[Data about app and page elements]

★ ★ ★

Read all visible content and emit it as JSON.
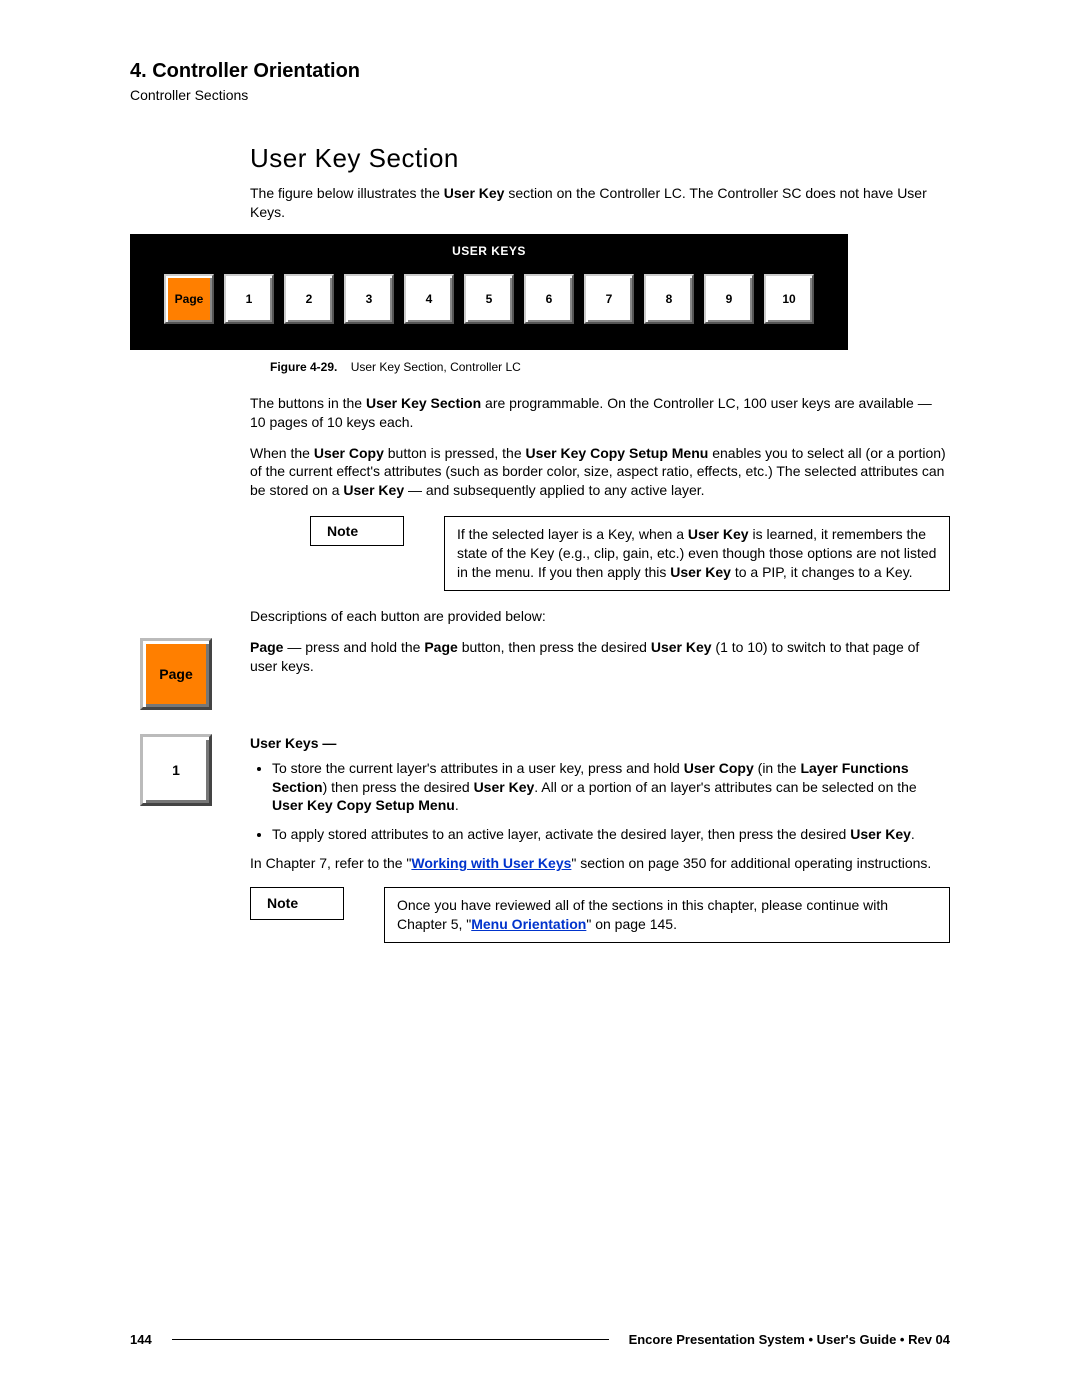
{
  "header": {
    "chapter": "4.  Controller Orientation",
    "subtitle": "Controller Sections"
  },
  "section": {
    "heading": "User Key Section",
    "intro_a": "The figure below illustrates the ",
    "intro_b": "User Key",
    "intro_c": " section on the Controller LC.  The Controller SC does not have User Keys."
  },
  "panel": {
    "title": "USER KEYS",
    "page_label": "Page",
    "keys": [
      "1",
      "2",
      "3",
      "4",
      "5",
      "6",
      "7",
      "8",
      "9",
      "10"
    ]
  },
  "figure": {
    "label": "Figure 4-29.",
    "caption": "User Key Section, Controller LC"
  },
  "p2": {
    "a": "The buttons in the ",
    "b": "User Key Section",
    "c": " are programmable.  On the Controller LC, 100 user keys are available — 10 pages of 10 keys each."
  },
  "p3": {
    "a": "When the ",
    "b": "User Copy",
    "c": " button is pressed, the ",
    "d": "User Key Copy Setup Menu",
    "e": " enables you to select all (or a portion) of the current effect's attributes (such as border color, size, aspect ratio, effects, etc.)  The selected attributes can be stored on a ",
    "f": "User Key",
    "g": " — and subsequently applied to any active layer."
  },
  "note1": {
    "label": "Note",
    "a": "If the selected layer is a Key, when a ",
    "b": "User Key",
    "c": " is learned, it remembers the state of the Key (e.g., clip, gain, etc.) even though those options are not listed in the menu.  If you then apply this ",
    "d": "User Key",
    "e": " to a PIP, it changes to a Key."
  },
  "p4": "Descriptions of each button are provided below:",
  "page_desc": {
    "key_label": "Page",
    "a": "Page",
    "b": " — press and hold the ",
    "c": "Page",
    "d": " button, then press the desired ",
    "e": "User Key",
    "f": " (1 to 10) to switch to that page of user keys."
  },
  "userkeys_desc": {
    "key_label": "1",
    "title": "User Keys —",
    "b1_a": "To store the current layer's attributes in a user key, press and hold ",
    "b1_b": "User Copy",
    "b1_c": " (in the ",
    "b1_d": "Layer Functions Section",
    "b1_e": ") then press the desired ",
    "b1_f": "User Key",
    "b1_g": ".  All or a portion of an layer's attributes can be selected on the ",
    "b1_h": "User Key Copy Setup Menu",
    "b1_i": ".",
    "b2_a": "To apply stored attributes to an active layer, activate the desired layer, then press the desired ",
    "b2_b": "User Key",
    "b2_c": "."
  },
  "p5": {
    "a": "In Chapter 7, refer to the \"",
    "link": "Working with User Keys",
    "b": "\" section on page 350 for additional operating instructions."
  },
  "note2": {
    "label": "Note",
    "a": "Once you have reviewed all of the sections in this chapter, please continue with Chapter 5, \"",
    "link": "Menu Orientation",
    "b": "\" on page 145."
  },
  "footer": {
    "page": "144",
    "text": "Encore Presentation System  •  User's Guide  •  Rev 04"
  }
}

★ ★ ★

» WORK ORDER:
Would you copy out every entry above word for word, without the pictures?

» SOLUTION TO THE PROBLEM:
Read all visible content and emit it as JSON.
{
  "header": {
    "chapter": "4.  Controller Orientation",
    "subtitle": "Controller Sections"
  },
  "section": {
    "heading": "User Key Section",
    "intro_a": "The figure below illustrates the ",
    "intro_b": "User Key",
    "intro_c": " section on the Controller LC.  The Controller SC does not have User Keys."
  },
  "panel": {
    "title": "USER KEYS",
    "page_label": "Page",
    "keys": [
      "1",
      "2",
      "3",
      "4",
      "5",
      "6",
      "7",
      "8",
      "9",
      "10"
    ]
  },
  "figure": {
    "label": "Figure 4-29.",
    "caption": "User Key Section, Controller LC"
  },
  "p2": {
    "a": "The buttons in the ",
    "b": "User Key Section",
    "c": " are programmable.  On the Controller LC, 100 user keys are available — 10 pages of 10 keys each."
  },
  "p3": {
    "a": "When the ",
    "b": "User Copy",
    "c": " button is pressed, the ",
    "d": "User Key Copy Setup Menu",
    "e": " enables you to select all (or a portion) of the current effect's attributes (such as border color, size, aspect ratio, effects, etc.)  The selected attributes can be stored on a ",
    "f": "User Key",
    "g": " — and subsequently applied to any active layer."
  },
  "note1": {
    "label": "Note",
    "a": "If the selected layer is a Key, when a ",
    "b": "User Key",
    "c": " is learned, it remembers the state of the Key (e.g., clip, gain, etc.) even though those options are not listed in the menu.  If you then apply this ",
    "d": "User Key",
    "e": " to a PIP, it changes to a Key."
  },
  "p4": "Descriptions of each button are provided below:",
  "page_desc": {
    "key_label": "Page",
    "a": "Page",
    "b": " — press and hold the ",
    "c": "Page",
    "d": " button, then press the desired ",
    "e": "User Key",
    "f": " (1 to 10) to switch to that page of user keys."
  },
  "userkeys_desc": {
    "key_label": "1",
    "title": "User Keys —",
    "b1_a": "To store the current layer's attributes in a user key, press and hold ",
    "b1_b": "User Copy",
    "b1_c": " (in the ",
    "b1_d": "Layer Functions Section",
    "b1_e": ") then press the desired ",
    "b1_f": "User Key",
    "b1_g": ".  All or a portion of an layer's attributes can be selected on the ",
    "b1_h": "User Key Copy Setup Menu",
    "b1_i": ".",
    "b2_a": "To apply stored attributes to an active layer, activate the desired layer, then press the desired ",
    "b2_b": "User Key",
    "b2_c": "."
  },
  "p5": {
    "a": "In Chapter 7, refer to the \"",
    "link": "Working with User Keys",
    "b": "\" section on page 350 for additional operating instructions."
  },
  "note2": {
    "label": "Note",
    "a": "Once you have reviewed all of the sections in this chapter, please continue with Chapter 5, \"",
    "link": "Menu Orientation",
    "b": "\" on page 145."
  },
  "footer": {
    "page": "144",
    "text": "Encore Presentation System  •  User's Guide  •  Rev 04"
  }
}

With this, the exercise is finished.